[[ Listed records, beginning ]]

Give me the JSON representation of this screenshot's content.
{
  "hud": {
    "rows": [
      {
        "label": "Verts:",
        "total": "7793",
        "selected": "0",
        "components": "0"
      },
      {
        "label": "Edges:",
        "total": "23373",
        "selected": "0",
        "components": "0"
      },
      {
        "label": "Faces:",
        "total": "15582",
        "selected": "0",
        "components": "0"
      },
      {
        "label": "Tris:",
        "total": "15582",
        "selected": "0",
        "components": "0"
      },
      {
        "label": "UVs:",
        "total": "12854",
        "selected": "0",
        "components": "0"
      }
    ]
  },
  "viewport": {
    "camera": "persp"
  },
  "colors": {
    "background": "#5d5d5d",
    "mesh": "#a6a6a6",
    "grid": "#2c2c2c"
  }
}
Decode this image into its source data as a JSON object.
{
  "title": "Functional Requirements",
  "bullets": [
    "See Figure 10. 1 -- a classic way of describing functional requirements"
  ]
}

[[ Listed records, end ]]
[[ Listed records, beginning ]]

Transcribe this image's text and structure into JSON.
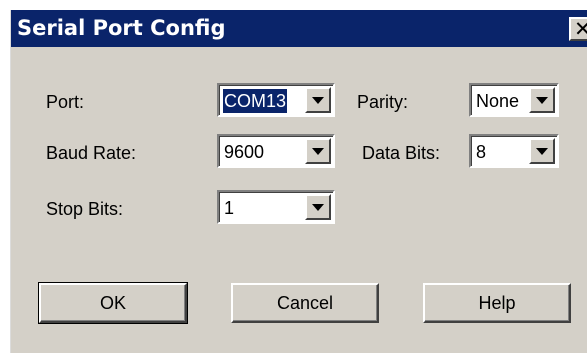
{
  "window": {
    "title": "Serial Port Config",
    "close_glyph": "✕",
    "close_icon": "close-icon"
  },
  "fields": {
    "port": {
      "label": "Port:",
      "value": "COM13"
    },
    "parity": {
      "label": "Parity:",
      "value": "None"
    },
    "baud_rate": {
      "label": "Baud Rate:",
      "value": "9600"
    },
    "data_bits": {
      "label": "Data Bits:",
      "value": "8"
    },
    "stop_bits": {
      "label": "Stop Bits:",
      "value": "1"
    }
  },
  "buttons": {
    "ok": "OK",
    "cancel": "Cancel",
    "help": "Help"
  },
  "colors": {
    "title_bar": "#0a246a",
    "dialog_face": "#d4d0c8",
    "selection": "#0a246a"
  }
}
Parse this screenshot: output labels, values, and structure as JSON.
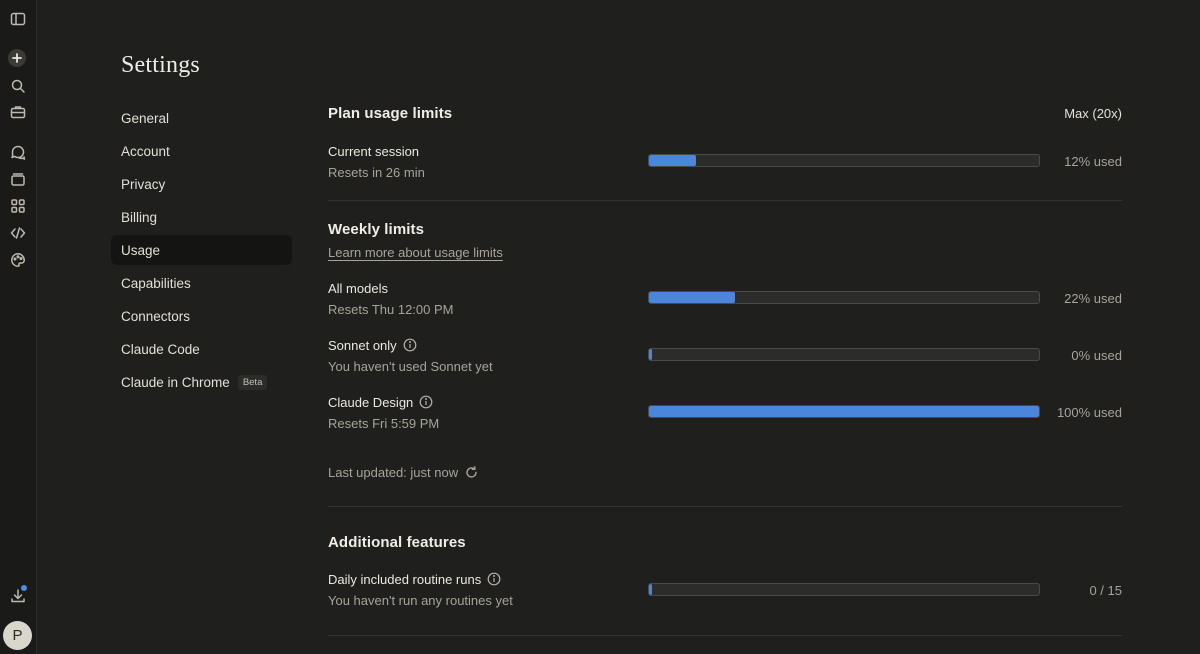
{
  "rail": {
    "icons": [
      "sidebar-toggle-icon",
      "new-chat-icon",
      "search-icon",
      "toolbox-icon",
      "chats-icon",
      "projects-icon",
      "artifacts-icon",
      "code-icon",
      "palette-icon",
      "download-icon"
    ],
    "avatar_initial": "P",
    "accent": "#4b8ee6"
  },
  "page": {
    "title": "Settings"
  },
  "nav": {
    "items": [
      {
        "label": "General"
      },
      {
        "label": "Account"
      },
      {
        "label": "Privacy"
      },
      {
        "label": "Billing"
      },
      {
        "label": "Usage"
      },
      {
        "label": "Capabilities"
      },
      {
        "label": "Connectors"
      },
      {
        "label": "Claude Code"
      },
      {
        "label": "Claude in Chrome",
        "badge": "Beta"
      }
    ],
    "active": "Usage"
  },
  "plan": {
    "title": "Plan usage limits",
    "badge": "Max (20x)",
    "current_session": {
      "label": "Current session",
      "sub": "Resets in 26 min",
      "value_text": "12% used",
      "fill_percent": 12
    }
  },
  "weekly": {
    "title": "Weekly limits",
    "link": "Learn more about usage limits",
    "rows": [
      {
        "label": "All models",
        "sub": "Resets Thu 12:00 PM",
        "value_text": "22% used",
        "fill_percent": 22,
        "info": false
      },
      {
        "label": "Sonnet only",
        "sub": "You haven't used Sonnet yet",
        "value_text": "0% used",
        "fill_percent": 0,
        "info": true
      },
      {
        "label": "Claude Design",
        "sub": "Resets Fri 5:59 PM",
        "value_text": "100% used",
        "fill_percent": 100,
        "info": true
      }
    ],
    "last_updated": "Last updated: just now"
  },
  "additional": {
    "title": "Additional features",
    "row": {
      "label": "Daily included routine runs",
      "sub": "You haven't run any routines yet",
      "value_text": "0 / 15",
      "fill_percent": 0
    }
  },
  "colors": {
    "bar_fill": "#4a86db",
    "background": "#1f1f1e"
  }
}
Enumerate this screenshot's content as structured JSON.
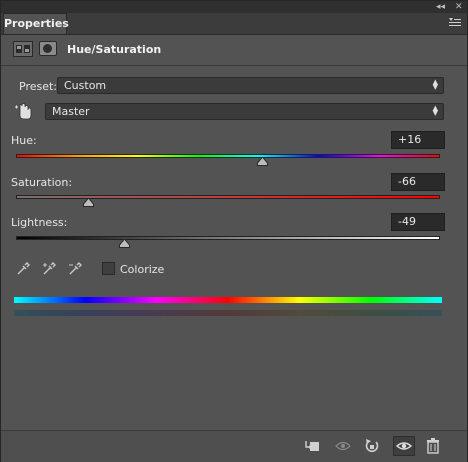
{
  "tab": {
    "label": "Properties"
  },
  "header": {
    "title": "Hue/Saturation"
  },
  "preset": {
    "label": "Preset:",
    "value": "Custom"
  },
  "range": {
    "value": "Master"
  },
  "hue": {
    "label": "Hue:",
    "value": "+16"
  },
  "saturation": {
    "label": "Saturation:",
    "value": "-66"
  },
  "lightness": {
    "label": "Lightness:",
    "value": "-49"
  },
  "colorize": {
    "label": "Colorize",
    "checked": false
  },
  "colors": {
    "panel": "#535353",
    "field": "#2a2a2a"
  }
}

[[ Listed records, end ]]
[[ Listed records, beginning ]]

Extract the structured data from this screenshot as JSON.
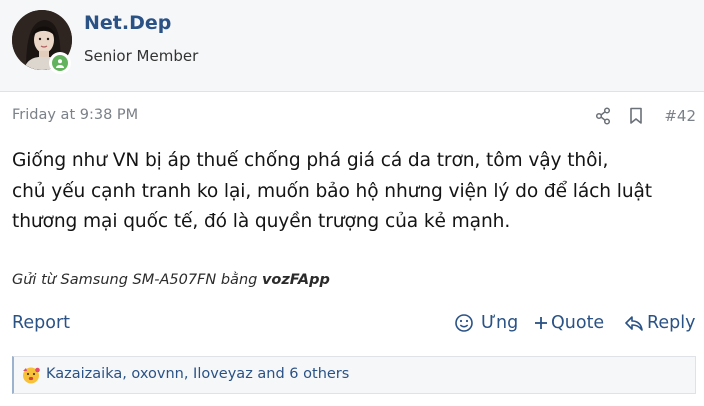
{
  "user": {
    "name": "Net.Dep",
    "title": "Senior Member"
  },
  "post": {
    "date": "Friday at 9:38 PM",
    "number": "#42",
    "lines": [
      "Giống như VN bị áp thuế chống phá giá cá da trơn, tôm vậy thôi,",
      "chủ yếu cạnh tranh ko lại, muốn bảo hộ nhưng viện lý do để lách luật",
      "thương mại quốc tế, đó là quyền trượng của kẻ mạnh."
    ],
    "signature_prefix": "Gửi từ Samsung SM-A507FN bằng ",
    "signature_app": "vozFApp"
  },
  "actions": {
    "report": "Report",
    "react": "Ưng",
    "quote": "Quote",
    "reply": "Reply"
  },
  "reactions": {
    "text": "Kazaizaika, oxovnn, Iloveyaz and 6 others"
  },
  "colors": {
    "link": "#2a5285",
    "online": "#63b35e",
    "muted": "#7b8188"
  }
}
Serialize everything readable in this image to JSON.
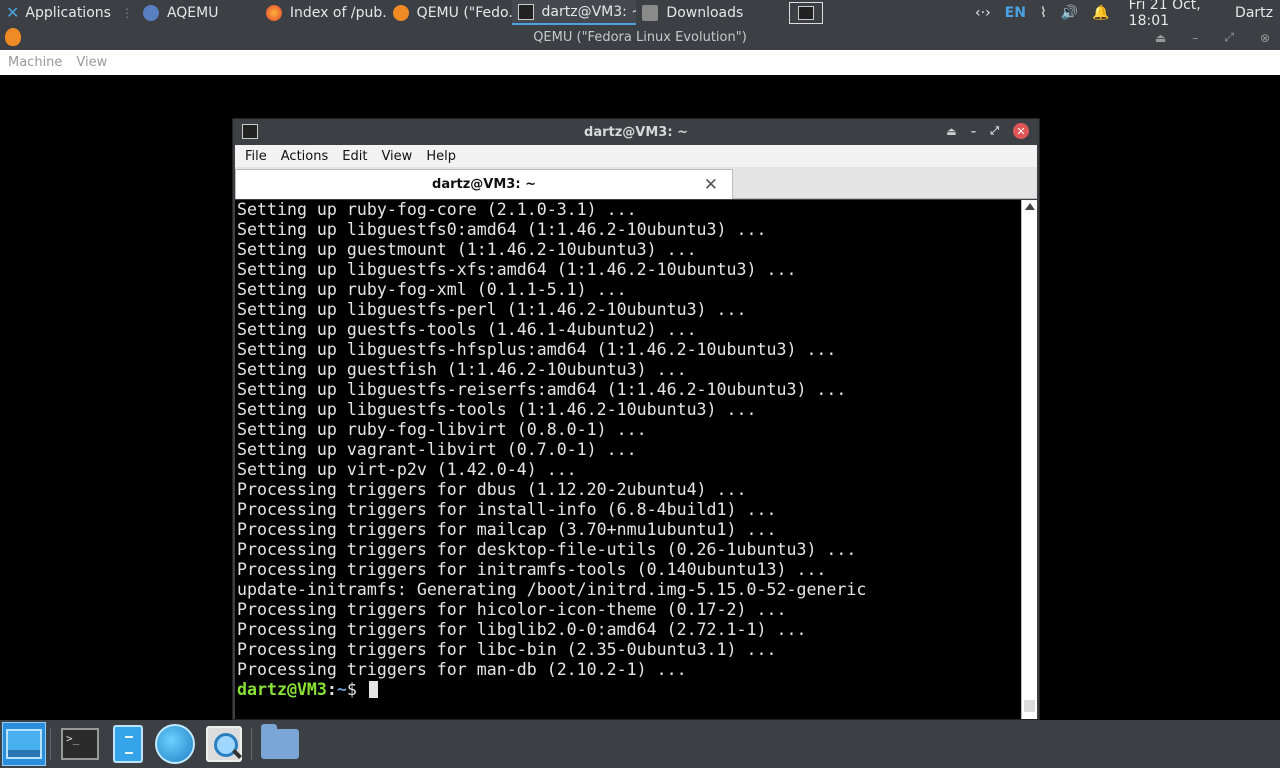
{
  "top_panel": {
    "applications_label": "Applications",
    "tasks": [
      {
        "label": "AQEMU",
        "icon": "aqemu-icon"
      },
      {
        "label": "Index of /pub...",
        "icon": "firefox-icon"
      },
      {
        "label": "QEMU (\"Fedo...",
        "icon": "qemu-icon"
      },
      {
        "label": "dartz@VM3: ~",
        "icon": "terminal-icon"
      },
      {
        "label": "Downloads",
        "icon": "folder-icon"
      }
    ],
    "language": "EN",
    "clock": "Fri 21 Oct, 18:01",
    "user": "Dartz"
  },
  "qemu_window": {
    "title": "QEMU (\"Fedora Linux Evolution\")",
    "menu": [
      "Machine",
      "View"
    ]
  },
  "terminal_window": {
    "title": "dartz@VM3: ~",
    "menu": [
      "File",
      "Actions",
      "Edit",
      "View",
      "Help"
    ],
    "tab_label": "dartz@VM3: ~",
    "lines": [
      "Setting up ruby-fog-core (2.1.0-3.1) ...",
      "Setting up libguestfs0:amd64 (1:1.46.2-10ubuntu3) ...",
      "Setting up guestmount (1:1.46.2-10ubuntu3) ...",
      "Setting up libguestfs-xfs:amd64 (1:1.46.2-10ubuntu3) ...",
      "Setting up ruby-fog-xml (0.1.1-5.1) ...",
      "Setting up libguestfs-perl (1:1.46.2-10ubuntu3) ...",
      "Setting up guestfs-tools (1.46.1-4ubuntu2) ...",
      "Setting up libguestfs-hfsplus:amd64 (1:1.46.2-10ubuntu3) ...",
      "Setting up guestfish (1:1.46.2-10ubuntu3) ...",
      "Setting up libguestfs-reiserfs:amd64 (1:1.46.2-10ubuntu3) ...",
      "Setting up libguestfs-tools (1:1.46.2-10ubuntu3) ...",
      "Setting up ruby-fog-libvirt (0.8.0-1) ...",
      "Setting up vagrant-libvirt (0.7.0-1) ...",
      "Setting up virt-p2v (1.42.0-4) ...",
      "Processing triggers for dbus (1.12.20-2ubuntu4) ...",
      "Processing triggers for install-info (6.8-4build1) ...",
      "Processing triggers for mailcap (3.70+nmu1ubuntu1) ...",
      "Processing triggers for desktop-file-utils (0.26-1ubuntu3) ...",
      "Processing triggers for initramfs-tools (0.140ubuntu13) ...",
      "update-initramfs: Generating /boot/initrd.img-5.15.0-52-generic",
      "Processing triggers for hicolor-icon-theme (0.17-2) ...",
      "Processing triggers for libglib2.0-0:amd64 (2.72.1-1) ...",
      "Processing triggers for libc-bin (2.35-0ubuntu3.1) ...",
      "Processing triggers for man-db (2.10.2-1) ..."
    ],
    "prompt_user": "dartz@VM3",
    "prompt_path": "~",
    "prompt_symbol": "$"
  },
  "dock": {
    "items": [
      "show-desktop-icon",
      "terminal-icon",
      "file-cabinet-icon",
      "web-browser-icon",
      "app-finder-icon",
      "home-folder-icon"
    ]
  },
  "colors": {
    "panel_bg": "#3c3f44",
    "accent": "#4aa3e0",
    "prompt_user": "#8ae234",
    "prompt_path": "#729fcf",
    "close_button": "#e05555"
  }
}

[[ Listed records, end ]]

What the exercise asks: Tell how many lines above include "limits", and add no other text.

Exercise solution: 3